University hosts rally to raise heart disease awareness

Mike Enright

In the spring of 1999, then-University first-year student Kelli Smyth suddenly collapsed while running along the Mississippi River.

WHERE TO GO

Wear Red Rally
What: Free breakfast with guest speakers.
When: 8 a.m. today
Where: University Field House

How to Mend a Broken Heart
What: Presentation by cardiologist Dr. Anne Taylor.
When: Noon today
Where: 2-650 Moos Tower
For more information, Go to: www.americanheart.org

“I woke up lying on the sidewalk,” she said. “My knees were bleeding and my head was bleeding, so I realized something must have happened.”

When Smyth got back to her residence hall, her friends immediately took her to the emergency room, and after seeing several doctors and running several tests, Smyth was diagnosed with a rare form of heart disease.

Today, the 26-year-old University alumna is a reinsurance broker and hasn’t let her condition hold her back.

“I’ve been rappelling down caves in Mexico, I’ve been scuba diving and I participate in all aspects of life,” she said. “Honestly, the hardest part of all of this is trying to get my insurance company to pay for all of my medical bills.”

Smyth is also one of several presenters scheduled to speak this morning at the University Field House as part of a rally meant to educate women about the deadliness of heart disease.

The No. 1 killer of women and men in the United States, heart disease claims the lives of nearly 500,000 women every year, more than all kinds of cancer combined.

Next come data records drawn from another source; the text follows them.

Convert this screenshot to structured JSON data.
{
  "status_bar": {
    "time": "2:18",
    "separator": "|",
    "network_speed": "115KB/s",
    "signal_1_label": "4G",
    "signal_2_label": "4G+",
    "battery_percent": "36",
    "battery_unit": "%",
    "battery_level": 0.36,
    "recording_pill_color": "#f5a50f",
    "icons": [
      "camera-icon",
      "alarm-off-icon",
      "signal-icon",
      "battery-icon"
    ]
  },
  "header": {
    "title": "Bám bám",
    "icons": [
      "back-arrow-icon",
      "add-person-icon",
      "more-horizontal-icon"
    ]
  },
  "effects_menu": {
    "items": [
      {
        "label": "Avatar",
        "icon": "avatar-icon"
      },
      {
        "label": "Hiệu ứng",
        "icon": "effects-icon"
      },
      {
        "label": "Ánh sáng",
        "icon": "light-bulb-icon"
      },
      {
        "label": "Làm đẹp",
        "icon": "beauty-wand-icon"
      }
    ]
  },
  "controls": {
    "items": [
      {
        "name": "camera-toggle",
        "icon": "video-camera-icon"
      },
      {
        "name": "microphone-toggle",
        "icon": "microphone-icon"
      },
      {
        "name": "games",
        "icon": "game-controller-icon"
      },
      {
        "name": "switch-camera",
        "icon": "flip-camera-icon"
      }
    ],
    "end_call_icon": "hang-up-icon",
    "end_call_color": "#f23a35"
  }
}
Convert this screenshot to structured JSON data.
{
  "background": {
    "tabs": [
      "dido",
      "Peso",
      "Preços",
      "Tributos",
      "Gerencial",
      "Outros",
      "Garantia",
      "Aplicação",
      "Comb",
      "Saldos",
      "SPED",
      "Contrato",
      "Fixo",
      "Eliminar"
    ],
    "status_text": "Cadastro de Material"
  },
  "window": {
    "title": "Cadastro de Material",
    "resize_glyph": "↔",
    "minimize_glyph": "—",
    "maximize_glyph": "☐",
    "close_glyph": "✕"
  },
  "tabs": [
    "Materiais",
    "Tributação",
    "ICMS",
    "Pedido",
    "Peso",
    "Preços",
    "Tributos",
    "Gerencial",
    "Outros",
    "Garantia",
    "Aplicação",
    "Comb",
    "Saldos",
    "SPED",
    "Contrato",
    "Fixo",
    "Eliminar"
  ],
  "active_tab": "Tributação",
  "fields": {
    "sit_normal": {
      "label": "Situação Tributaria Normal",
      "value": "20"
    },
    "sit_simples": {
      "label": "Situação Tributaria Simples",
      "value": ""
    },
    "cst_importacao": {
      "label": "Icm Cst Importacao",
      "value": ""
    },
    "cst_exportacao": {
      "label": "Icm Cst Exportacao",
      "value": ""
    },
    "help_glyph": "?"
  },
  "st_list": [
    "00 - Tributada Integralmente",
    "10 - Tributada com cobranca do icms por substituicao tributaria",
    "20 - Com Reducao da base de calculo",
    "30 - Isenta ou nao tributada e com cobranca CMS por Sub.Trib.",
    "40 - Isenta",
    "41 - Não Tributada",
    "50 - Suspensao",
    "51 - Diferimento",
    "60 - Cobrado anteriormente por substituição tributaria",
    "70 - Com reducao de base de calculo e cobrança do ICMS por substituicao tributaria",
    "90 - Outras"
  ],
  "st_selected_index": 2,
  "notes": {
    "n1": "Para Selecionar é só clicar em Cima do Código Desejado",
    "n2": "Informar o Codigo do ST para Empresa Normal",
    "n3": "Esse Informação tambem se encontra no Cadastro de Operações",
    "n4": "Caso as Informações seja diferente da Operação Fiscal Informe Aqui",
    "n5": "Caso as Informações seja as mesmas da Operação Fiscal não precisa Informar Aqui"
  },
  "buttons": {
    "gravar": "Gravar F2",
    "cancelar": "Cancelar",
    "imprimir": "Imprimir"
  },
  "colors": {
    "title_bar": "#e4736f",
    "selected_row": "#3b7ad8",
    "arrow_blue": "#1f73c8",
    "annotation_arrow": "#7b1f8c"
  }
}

Co-hosted by the University and the American Heart Association, the 8 a.m. rally kicks off a number of events on campus happening during National Heart Month.

In addition to featuring speeches by Minnesota first lady Mary Pawlenty, Medical School Dean Deborah Powell and Smyth, organizers said they hope to attract enough people – roughly 1,000 – to form the world’s largest “living heart.”

Following the morning assembly, University professor and cardiologist Dr. Anne Taylor will talk about prevention and what women can do to live heart-healthy lives at a noon presentation in Moos Tower.

Events such as those happening today are important because so many women are unaware of the grave threat presented by heart disease, said Carol Barron, nurse coordinator for the Women’s Heart Clinic in the University Medical Center.

“The big thing is it’s preventable, and that’s the message we have to get out to women,” she said. “We can reverse the disease, even in women who have had heart attacks.”

Echoing Barron’s sentiments, University first lady Susan Hagstrum, President Bob Bruininks’ wife and master of ceremonies for the morning rally, said the key to eliminating heart disease is education.

“People need to do just four basic things to prevent heart disease: eat healthy, exercise, quit smoking and get to the doctor,” she said. “The No. 1 thing is probably smoking. There are still so many young women smoking today, and that is just like a punch to the heart.”

Barron, Hagstrum and Smyth each said it is particularly important to get the message out to younger women, who might not think themselves susceptible.

“I’d like to make all women, especially young women, aware that heart disease can affect you, and if it does, your life can continue,” Smyth said. “You don’t have to let it affect you to the extent that your life stops.”